- Meanders through massive wetlands and shallow lakes amidst the rich farmland and picturesque glacial terrain of Dodge, Jefferson and Rock Counties. The east and west branches of the Rock River meet in the famous Horicon Marsh. The river then flows through both Lakes Sinissippi and Koshkonong on its way to the Mississippi River. Access points at many road crossings and in Horicon, Watertown, Fort Atkinson, Janesville, and Beloit. The current is relaxing, but be prepared to portage several dams and an occasional fallen tree.
- Sheboygan River
- The river flows from the Sheboygan Broughton Marsh to Lake Michigan. Navigable waters begin at the Marsh and flow well over 25 miles to Lake Michigan. It is necessary to portage several dams and falls. The Pigeon, Mullet and Onion Rivers (all tributaries of the Sheboygan) can be paddled at high water.
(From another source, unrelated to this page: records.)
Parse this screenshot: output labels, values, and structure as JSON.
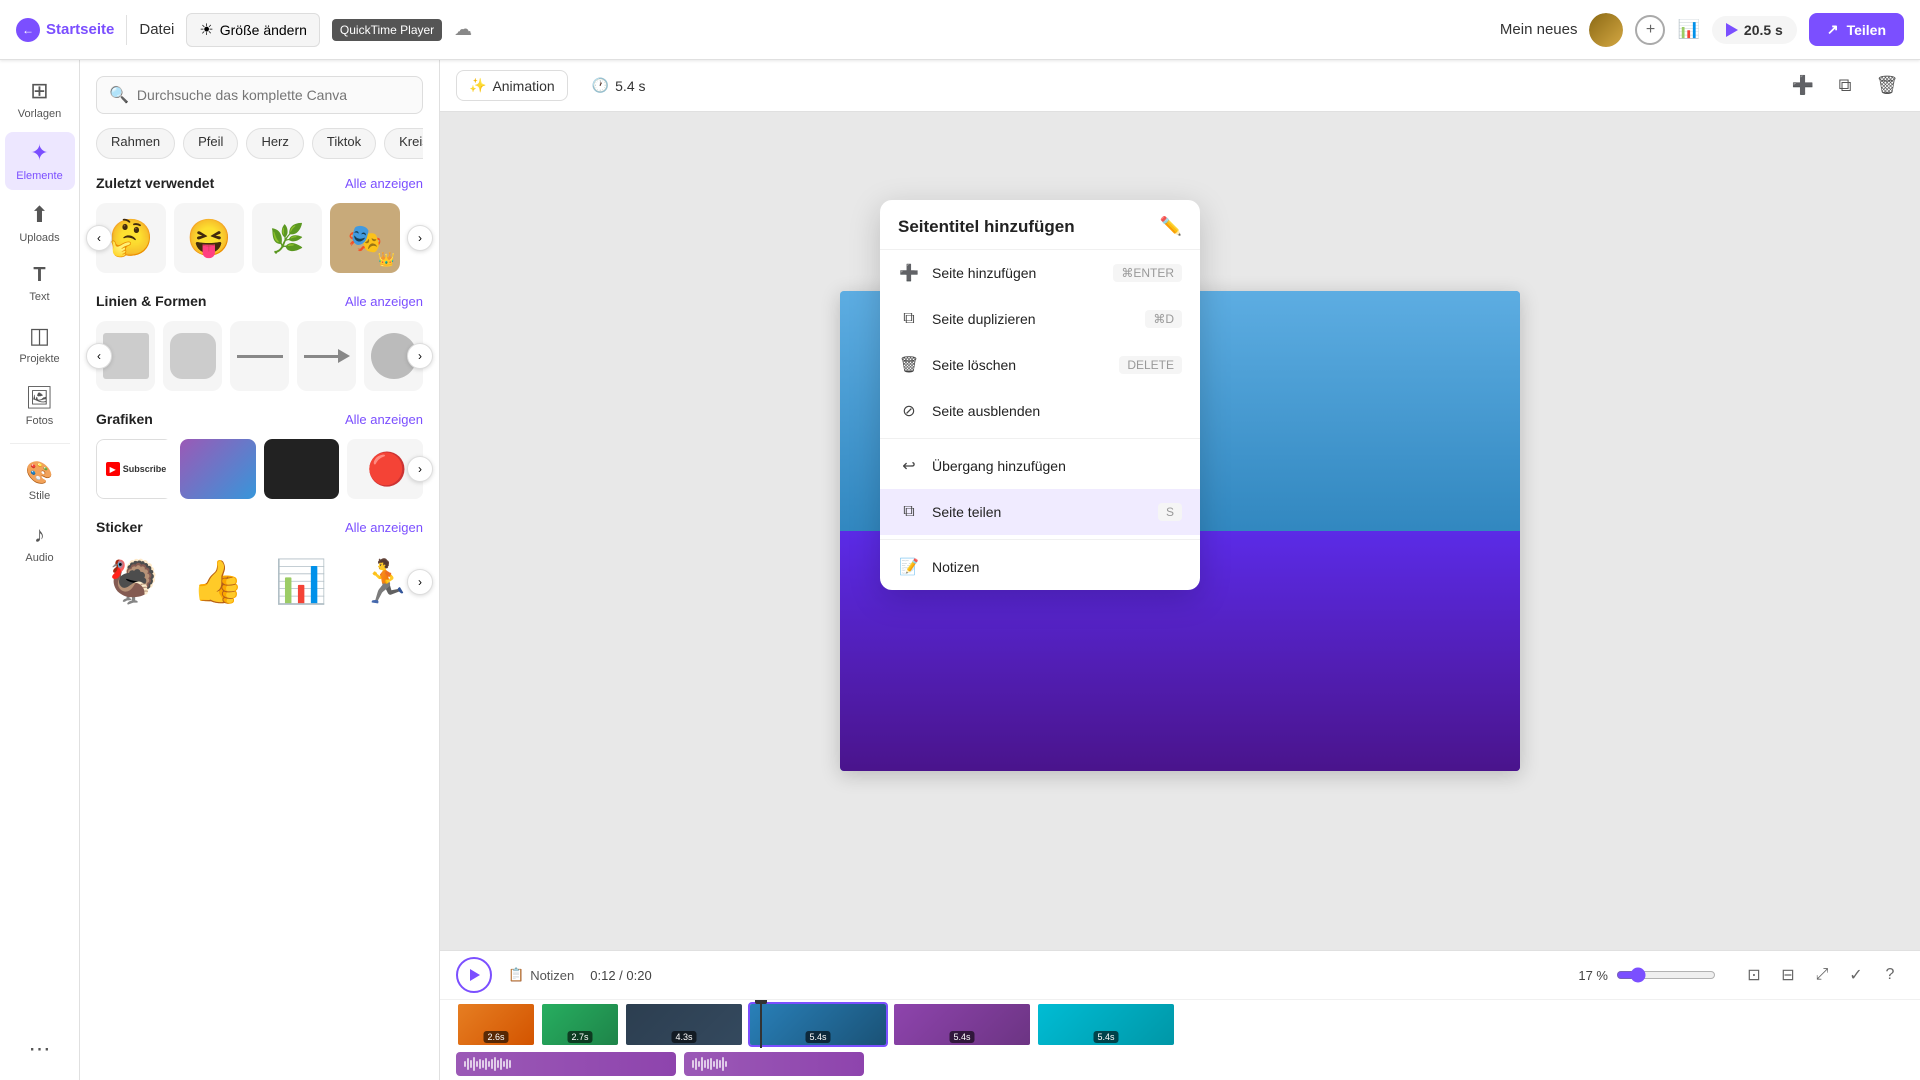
{
  "topbar": {
    "home_label": "Startseite",
    "datei_label": "Datei",
    "groesse_label": "Größe ändern",
    "qt_badge": "QuickTime Player",
    "title": "Mein neues",
    "timer": "20.5 s",
    "share_label": "Teilen"
  },
  "sidebar": {
    "items": [
      {
        "id": "vorlagen",
        "label": "Vorlagen",
        "icon": "⊞"
      },
      {
        "id": "elemente",
        "label": "Elemente",
        "icon": "✦"
      },
      {
        "id": "uploads",
        "label": "Uploads",
        "icon": "⬆"
      },
      {
        "id": "text",
        "label": "Text",
        "icon": "T"
      },
      {
        "id": "projekte",
        "label": "Projekte",
        "icon": "◫"
      },
      {
        "id": "fotos",
        "label": "Fotos",
        "icon": "🖼"
      },
      {
        "id": "stile",
        "label": "Stile",
        "icon": "🎨"
      },
      {
        "id": "audio",
        "label": "Audio",
        "icon": "♪"
      }
    ]
  },
  "left_panel": {
    "search_placeholder": "Durchsuche das komplette Canva",
    "filter_chips": [
      "Rahmen",
      "Pfeil",
      "Herz",
      "Tiktok",
      "Kreis"
    ],
    "recently_used": {
      "title": "Zuletzt verwendet",
      "see_all": "Alle anzeigen"
    },
    "lines_shapes": {
      "title": "Linien & Formen",
      "see_all": "Alle anzeigen"
    },
    "grafiken": {
      "title": "Grafiken",
      "see_all": "Alle anzeigen"
    },
    "sticker": {
      "title": "Sticker",
      "see_all": "Alle anzeigen"
    }
  },
  "toolbar": {
    "animation_label": "Animation",
    "duration_label": "5.4 s"
  },
  "context_menu": {
    "title": "Seitentitel hinzufügen",
    "items": [
      {
        "id": "add_page",
        "label": "Seite hinzufügen",
        "shortcut": "⌘ENTER",
        "icon": "➕"
      },
      {
        "id": "duplicate_page",
        "label": "Seite duplizieren",
        "shortcut": "⌘D",
        "icon": "⧉"
      },
      {
        "id": "delete_page",
        "label": "Seite löschen",
        "shortcut": "DELETE",
        "icon": "🗑"
      },
      {
        "id": "hide_page",
        "label": "Seite ausblenden",
        "shortcut": "",
        "icon": "⊘"
      },
      {
        "id": "add_transition",
        "label": "Übergang hinzufügen",
        "shortcut": "",
        "icon": "⟳"
      },
      {
        "id": "split_page",
        "label": "Seite teilen",
        "shortcut": "S",
        "icon": "⧉"
      },
      {
        "id": "notes",
        "label": "Notizen",
        "shortcut": "",
        "icon": "📝"
      }
    ]
  },
  "timeline": {
    "notizen_label": "Notizen",
    "time_display": "0:12 / 0:20",
    "zoom_percent": "17 %",
    "thumbs": [
      {
        "duration": "2.6s",
        "active": false
      },
      {
        "duration": "2.7s",
        "active": false
      },
      {
        "duration": "4.3s",
        "active": false
      },
      {
        "duration": "5.4s",
        "active": true
      },
      {
        "duration": "5.4s",
        "active": false
      },
      {
        "duration": "5.4s",
        "active": false
      }
    ]
  }
}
- St. Croix River
- Designated a "National Scenic River," it combines smooth water and low to medium-hazard rapids and is navigable from its source at Solon Springs to its mouth on the Mississippi River. There is, however, a dam and portage at St. Croix Falls. The lower portion (below St. Croix Falls) is open to commercial traffic.
- Sugar River
- Flows gently through forested riverbanks in the rich farmlands of southern Wisconsin. Enjoy three wildlife areas enroute. Two dams must be portaged on the upper river; the Albany Dam has a stairway, while the Decatur Dam can be by-passed to Broadhead by using the mill race waterway. The upper river is open with clearance around log jams. The lower river from the Highway 11 bridge to the state line is navigable, but be prepared to portage fallen trees.
- Tomahawk River
- Offers a medium to fast current including two difficult rapids on the lower stretches of the river. Access is available at dams and road crossings.
- Turtle River
- A relatively unknown and unspoiled river flowing 27 miles through Iron County lakes and wilderness into the Turtle-Flambeau Flowage at Lake of the Falls. Some Class II to III rapids that may require portaging depending on water levels. Portage at Shay's Dam Falls is required. Numerous public access points and state and county campsites.
- Upper Wisconsin River
- The Headwaters of the Wisconsin River flows south from Lac Vieux Desert to Eagle River where it joins the Eagle River chain of lakes and eventually, 430 miles from its source, joins the Mississippi near Prairie du Chien. The Wisconsin drains a third of the state and is interrupted 26 times by hydroelectric dams, the last of which is at Prairie du Sac. Much of the Upper Wisconsin involves flowage paddling, particularly between Wausau and Castle Rock Lake. The river supports abundant wildlife as it winds through forested shores, marshes and productive farmlands. For more information, contact the Wisconsin DNR Service Center in Rhinelander at 715-365-8900.
- Waupaca Chain O' Lakes
- A popular area for beginners. Lake paddling is available on any of the 23 connecting lakes in the Chain. For family fun, rent a canoe from area outfitters and enyoy a meandering ride down the Crystal River. The nearby Waupaca River flows gently past farms to its junction with the Wolf River.
- Wolf River
- Offers variety, with relatively calm upper stretches to exciting whitewater below Lily. The stretch below Lily is recommended for experienced paddlers and is also popular for whitewater rafting. Area outfitters provide canoe and raft rentals. Access is available at road crossings with possible take-out near Markton and Hwy M before entering the Menominee Indian Reservation. Note: Regulations on paddling beyond Markton should be checked locally.
- Yahara River
- Flows from Madison's lakes to the Rock River. Access is available on either Lake Mendoata or Lake Monona, and along the river are road crossings. Locks lead through the series of lakes, and some dams need portaging. The current is slow and additional portages may be necessary during low water.
- Yellow River
- Stream and lake paddling with a slow to moderate current and a few gentle rapids. Access is available at numerous road crossings and public landings. Note: Aquatic growth may hinder navigation in mid-summer.